### PROBLEM STATEMENT:
Go through the data below. List every line that holds the word "Pixel".

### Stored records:
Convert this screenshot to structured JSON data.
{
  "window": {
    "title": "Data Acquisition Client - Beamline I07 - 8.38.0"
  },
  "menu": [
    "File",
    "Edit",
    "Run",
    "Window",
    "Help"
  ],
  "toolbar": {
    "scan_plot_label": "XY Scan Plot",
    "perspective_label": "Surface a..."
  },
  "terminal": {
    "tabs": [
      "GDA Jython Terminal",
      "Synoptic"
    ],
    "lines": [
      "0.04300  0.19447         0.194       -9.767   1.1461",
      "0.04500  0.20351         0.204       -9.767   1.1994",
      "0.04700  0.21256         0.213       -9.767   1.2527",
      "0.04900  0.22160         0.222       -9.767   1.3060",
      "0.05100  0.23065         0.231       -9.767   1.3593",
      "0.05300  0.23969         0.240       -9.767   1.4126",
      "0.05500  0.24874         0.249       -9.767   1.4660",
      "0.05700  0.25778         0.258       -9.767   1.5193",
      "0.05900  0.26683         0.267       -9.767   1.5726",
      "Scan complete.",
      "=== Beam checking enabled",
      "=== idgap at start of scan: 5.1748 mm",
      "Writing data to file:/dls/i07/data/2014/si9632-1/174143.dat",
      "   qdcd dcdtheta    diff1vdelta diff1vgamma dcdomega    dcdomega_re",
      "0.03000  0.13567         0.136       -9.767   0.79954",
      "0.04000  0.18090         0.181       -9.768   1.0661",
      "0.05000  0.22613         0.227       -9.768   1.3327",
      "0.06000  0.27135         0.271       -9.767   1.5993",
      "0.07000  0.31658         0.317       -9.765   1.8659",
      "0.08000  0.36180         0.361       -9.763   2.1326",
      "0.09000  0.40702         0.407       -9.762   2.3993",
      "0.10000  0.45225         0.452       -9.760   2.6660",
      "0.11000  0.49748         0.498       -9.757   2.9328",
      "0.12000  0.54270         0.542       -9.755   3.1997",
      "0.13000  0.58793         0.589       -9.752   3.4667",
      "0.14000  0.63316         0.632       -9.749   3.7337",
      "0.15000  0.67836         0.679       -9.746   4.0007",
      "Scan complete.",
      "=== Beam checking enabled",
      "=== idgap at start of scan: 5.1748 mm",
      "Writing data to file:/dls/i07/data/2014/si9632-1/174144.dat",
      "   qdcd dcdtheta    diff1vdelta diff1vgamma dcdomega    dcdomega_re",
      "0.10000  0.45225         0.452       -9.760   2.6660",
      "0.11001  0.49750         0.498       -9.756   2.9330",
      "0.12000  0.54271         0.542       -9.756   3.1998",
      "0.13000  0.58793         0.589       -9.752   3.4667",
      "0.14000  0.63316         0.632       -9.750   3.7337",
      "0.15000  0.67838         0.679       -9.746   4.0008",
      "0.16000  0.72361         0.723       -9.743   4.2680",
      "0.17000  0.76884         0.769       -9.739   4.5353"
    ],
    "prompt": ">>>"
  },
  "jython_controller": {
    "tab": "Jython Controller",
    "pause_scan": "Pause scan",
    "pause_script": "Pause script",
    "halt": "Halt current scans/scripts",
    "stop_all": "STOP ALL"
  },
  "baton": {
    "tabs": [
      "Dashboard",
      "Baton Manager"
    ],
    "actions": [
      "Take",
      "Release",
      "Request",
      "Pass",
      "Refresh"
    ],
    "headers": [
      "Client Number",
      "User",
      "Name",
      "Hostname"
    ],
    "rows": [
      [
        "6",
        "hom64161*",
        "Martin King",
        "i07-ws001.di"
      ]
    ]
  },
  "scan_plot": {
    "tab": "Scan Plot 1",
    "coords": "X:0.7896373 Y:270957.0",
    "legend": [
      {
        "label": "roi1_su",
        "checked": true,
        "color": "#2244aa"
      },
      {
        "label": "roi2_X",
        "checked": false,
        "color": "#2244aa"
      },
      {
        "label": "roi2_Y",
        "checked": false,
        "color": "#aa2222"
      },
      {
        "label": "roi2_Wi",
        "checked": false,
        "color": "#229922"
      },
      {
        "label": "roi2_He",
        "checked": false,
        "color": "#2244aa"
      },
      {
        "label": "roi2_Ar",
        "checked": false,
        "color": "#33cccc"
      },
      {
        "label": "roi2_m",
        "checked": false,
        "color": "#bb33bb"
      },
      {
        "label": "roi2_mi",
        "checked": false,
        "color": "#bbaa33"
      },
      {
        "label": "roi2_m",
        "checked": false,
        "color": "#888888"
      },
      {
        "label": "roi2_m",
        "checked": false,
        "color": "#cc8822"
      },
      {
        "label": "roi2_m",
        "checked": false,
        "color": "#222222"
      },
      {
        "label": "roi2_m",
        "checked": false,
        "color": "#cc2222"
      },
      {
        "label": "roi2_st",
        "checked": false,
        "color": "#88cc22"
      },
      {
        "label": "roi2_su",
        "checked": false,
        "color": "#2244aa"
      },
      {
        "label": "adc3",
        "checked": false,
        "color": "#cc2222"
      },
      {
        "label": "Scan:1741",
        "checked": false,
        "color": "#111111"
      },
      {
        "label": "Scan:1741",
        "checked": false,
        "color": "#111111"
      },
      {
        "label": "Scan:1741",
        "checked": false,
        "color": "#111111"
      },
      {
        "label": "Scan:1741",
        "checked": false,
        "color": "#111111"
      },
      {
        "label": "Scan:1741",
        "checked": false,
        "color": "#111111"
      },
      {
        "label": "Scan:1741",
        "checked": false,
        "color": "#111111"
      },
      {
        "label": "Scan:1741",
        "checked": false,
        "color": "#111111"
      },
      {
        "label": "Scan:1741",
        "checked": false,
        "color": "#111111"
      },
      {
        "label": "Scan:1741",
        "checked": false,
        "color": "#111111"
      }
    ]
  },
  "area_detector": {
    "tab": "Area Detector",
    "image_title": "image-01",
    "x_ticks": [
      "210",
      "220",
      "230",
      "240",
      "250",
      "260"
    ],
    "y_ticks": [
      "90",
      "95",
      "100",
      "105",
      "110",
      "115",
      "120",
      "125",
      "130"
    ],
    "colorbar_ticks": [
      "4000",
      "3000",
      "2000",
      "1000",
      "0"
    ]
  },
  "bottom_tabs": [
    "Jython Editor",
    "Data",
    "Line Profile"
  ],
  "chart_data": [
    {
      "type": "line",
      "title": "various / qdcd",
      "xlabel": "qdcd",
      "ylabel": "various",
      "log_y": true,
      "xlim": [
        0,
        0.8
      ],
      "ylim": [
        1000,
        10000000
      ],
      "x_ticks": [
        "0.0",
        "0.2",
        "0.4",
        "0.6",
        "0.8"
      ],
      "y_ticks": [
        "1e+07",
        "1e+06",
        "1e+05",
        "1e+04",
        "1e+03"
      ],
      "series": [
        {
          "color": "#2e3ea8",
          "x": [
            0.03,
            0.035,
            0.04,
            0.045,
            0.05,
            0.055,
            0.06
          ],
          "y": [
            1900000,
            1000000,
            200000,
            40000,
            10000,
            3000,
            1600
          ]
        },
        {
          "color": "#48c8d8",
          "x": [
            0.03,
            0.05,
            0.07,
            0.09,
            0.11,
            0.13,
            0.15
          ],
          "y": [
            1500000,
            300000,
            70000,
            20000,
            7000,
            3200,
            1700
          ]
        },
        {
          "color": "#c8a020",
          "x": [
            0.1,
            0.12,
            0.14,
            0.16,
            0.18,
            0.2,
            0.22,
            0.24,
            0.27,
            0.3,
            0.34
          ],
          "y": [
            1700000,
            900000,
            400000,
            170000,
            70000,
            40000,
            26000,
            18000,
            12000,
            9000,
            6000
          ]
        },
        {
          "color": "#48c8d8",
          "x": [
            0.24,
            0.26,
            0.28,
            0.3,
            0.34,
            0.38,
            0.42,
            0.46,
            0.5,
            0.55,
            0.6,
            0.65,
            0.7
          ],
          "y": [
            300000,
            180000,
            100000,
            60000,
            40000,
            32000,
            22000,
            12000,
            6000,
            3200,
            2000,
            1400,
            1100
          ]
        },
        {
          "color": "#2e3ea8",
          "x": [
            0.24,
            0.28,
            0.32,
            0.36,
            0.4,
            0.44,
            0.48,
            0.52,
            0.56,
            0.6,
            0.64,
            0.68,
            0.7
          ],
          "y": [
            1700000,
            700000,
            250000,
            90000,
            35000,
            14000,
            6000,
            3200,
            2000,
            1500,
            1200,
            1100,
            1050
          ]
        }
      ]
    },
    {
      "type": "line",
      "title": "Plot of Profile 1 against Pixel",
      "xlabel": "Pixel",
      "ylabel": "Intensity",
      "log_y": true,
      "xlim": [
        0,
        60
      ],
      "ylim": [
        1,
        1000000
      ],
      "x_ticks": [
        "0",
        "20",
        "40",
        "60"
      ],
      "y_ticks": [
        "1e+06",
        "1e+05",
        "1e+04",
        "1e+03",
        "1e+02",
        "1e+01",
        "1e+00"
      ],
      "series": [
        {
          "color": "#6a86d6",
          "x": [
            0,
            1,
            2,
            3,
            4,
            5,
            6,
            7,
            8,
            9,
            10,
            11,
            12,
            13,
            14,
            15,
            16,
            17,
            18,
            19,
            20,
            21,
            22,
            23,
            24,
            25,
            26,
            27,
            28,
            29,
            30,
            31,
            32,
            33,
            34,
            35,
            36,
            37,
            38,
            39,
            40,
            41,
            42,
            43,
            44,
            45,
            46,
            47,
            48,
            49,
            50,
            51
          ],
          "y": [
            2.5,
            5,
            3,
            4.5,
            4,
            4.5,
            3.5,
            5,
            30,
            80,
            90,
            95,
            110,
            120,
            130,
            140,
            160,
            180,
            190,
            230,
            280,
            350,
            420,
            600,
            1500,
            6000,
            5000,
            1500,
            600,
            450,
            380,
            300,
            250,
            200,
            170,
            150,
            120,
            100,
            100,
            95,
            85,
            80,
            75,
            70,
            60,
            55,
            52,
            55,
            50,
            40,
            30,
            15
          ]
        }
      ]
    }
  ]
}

### TASK OUTPUT:
      "title": "Plot of Profile 1 against Pixel",
      "xlabel": "Pixel",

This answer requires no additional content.